» **EXERCISE BRIEF**: Scan the entries below, and for each line that includes the word "JSON", make a copy.
==== DATA UNDER STUDY ====
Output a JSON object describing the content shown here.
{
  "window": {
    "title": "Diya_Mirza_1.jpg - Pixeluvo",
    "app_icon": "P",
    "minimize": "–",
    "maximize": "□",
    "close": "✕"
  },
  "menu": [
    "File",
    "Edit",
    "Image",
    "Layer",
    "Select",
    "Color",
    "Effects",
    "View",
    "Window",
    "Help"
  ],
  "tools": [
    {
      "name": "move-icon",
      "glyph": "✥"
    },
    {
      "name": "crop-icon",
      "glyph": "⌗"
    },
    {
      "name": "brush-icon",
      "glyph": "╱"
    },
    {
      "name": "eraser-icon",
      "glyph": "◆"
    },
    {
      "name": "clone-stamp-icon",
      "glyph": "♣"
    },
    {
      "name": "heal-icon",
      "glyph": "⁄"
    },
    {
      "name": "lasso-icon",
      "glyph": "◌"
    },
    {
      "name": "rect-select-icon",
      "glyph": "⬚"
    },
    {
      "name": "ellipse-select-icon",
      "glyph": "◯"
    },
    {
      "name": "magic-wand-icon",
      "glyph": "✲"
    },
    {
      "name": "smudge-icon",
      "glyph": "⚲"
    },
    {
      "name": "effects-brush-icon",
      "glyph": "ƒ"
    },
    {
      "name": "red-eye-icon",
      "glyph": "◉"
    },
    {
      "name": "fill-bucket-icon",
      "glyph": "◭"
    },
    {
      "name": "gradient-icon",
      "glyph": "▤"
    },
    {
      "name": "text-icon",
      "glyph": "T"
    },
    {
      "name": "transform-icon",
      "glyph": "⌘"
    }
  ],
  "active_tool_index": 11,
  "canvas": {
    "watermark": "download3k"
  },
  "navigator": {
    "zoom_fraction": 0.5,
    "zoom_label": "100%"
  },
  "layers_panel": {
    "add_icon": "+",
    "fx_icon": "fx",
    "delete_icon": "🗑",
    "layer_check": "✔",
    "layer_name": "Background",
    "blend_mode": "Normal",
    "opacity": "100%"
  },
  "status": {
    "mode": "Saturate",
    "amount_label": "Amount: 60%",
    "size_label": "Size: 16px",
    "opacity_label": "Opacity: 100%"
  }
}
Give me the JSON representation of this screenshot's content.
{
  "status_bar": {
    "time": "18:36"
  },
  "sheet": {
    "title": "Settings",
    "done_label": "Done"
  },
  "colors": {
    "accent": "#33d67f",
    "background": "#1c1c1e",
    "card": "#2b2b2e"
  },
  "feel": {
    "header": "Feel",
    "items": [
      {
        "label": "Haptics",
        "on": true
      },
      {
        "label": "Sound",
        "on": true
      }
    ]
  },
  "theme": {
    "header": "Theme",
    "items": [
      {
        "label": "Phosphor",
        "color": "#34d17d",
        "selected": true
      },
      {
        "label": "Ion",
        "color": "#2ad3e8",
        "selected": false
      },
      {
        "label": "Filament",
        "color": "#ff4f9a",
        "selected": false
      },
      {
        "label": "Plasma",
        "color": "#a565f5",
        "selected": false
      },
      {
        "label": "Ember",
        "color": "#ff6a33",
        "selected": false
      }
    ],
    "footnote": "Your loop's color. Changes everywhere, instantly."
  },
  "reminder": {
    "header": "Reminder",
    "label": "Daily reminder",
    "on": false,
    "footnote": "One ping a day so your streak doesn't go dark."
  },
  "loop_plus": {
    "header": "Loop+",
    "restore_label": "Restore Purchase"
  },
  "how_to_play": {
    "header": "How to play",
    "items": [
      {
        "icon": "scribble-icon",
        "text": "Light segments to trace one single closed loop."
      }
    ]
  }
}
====
» **RESULT FOR THIS EXERCISE**:
Output a JSON object describing the content shown here.
Give me the JSON representation of this screenshot's content.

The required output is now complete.